(TASK INSTRUCTIONS) In the entries below, count the lines that contain the word "Pitflo" and give only that number.

[Start of section]

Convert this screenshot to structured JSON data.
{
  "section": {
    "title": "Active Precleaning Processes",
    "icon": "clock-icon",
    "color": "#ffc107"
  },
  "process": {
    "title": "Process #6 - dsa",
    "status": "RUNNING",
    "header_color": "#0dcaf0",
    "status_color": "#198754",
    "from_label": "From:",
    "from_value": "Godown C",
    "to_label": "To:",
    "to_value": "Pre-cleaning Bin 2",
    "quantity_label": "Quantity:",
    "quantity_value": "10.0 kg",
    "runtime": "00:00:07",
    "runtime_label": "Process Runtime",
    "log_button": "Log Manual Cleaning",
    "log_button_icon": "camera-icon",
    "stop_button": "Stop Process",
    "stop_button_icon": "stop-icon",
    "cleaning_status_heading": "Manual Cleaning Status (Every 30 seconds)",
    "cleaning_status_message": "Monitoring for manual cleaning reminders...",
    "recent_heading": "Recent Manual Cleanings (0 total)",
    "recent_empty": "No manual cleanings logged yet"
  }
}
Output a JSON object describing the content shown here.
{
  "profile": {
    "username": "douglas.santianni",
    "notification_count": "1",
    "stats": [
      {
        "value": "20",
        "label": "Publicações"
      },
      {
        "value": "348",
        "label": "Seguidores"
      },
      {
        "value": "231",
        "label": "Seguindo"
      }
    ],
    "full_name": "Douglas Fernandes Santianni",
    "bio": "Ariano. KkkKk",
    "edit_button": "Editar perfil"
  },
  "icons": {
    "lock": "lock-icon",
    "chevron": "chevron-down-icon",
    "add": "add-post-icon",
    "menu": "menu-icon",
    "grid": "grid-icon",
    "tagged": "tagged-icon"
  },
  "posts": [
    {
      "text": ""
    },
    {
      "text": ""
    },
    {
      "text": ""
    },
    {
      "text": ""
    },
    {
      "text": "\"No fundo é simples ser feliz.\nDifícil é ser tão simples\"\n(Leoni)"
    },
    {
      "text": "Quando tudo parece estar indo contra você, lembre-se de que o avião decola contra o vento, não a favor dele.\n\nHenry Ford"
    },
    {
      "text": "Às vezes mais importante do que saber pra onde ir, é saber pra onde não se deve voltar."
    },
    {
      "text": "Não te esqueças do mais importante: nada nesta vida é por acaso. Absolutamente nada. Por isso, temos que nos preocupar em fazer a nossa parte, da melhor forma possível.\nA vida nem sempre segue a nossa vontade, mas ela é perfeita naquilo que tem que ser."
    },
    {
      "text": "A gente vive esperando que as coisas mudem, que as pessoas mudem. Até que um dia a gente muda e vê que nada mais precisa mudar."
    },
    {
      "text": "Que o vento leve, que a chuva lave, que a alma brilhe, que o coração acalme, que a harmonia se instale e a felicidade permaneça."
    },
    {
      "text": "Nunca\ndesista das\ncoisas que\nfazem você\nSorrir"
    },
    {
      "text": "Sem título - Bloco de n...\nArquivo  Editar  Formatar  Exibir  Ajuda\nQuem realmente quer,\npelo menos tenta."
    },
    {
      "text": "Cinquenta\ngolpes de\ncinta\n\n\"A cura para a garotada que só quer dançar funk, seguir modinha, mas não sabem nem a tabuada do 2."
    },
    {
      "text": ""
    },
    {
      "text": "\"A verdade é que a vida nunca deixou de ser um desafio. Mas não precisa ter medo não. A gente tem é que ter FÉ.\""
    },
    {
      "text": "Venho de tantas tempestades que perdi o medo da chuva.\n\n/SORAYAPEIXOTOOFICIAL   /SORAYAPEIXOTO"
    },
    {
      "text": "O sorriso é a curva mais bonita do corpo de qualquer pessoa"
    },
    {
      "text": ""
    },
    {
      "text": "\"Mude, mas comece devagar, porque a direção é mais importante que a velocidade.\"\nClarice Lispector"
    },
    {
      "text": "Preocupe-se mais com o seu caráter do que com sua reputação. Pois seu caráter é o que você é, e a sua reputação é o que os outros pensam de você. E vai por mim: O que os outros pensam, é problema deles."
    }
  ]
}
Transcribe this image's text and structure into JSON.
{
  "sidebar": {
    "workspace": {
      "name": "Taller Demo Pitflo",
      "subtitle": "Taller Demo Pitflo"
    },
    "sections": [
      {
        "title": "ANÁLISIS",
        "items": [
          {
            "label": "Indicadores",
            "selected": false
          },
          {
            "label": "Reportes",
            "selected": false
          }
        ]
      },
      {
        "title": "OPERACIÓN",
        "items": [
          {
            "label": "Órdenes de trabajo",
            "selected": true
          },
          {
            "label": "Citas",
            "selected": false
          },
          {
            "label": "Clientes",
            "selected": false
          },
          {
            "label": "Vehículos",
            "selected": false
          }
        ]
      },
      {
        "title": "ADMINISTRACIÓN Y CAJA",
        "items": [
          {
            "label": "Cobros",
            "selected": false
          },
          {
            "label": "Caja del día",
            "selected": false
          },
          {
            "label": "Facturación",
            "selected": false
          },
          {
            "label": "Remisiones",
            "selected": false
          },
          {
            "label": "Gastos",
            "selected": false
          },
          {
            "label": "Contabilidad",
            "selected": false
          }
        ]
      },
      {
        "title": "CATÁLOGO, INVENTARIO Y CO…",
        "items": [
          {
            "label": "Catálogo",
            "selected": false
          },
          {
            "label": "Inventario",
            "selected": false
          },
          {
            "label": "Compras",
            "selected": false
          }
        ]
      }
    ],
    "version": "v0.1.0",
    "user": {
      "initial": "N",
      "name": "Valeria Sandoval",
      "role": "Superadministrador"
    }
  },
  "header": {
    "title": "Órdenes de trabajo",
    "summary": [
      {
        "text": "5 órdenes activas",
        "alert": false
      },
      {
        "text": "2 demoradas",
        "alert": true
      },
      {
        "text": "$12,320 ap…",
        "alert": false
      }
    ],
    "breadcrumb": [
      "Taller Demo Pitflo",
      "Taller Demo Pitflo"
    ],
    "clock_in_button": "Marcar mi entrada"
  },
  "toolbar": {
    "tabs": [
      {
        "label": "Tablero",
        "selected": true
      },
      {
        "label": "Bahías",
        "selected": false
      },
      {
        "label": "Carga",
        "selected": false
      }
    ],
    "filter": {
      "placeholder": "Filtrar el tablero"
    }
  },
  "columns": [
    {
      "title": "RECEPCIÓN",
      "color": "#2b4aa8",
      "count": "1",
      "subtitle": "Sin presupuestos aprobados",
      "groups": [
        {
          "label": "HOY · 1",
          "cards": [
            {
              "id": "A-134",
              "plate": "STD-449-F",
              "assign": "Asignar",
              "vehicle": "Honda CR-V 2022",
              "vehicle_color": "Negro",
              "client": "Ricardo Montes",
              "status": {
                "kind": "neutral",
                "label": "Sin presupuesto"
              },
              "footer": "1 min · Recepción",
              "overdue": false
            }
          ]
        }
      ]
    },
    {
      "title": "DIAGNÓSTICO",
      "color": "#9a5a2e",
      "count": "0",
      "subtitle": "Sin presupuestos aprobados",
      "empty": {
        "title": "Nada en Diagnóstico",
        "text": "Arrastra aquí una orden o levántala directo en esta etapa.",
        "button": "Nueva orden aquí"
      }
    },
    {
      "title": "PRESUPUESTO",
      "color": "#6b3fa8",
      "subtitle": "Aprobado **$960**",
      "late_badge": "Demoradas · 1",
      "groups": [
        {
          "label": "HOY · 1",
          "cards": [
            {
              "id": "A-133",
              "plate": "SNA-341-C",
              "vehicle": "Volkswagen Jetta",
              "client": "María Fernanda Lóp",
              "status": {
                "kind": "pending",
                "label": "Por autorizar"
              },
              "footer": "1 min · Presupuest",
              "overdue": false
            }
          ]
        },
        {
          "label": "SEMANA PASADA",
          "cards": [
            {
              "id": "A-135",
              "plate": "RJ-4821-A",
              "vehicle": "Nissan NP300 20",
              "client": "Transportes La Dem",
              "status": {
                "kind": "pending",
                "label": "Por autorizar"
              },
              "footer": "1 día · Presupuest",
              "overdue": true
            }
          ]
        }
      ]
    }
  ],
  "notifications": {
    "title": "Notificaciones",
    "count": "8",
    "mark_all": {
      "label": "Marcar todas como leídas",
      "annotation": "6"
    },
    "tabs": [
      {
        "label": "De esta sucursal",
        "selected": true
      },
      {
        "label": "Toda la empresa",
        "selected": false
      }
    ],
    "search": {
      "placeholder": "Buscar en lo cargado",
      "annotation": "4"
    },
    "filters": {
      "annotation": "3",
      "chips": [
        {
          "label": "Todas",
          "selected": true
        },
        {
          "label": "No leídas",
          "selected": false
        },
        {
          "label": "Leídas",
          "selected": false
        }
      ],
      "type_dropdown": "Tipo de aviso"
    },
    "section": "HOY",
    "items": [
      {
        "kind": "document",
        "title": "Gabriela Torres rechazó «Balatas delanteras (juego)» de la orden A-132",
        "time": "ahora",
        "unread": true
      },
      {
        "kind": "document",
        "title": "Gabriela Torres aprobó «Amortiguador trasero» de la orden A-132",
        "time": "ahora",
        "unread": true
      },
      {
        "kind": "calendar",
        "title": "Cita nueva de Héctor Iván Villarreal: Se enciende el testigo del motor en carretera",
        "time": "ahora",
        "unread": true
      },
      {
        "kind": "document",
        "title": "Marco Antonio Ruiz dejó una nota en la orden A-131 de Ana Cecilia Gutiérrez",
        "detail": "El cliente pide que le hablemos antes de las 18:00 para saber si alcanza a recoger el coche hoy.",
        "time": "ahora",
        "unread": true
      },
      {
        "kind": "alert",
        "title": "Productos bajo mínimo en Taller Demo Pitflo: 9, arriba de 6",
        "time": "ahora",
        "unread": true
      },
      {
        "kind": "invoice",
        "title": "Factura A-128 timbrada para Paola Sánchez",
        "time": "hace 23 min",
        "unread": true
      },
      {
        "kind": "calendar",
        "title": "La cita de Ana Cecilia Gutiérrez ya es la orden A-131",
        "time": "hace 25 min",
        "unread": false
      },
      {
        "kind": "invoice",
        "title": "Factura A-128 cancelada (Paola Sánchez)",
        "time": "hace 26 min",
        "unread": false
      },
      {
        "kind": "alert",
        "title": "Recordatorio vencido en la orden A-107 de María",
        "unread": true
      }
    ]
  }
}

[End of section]

(REPLY TO THE TASK) 5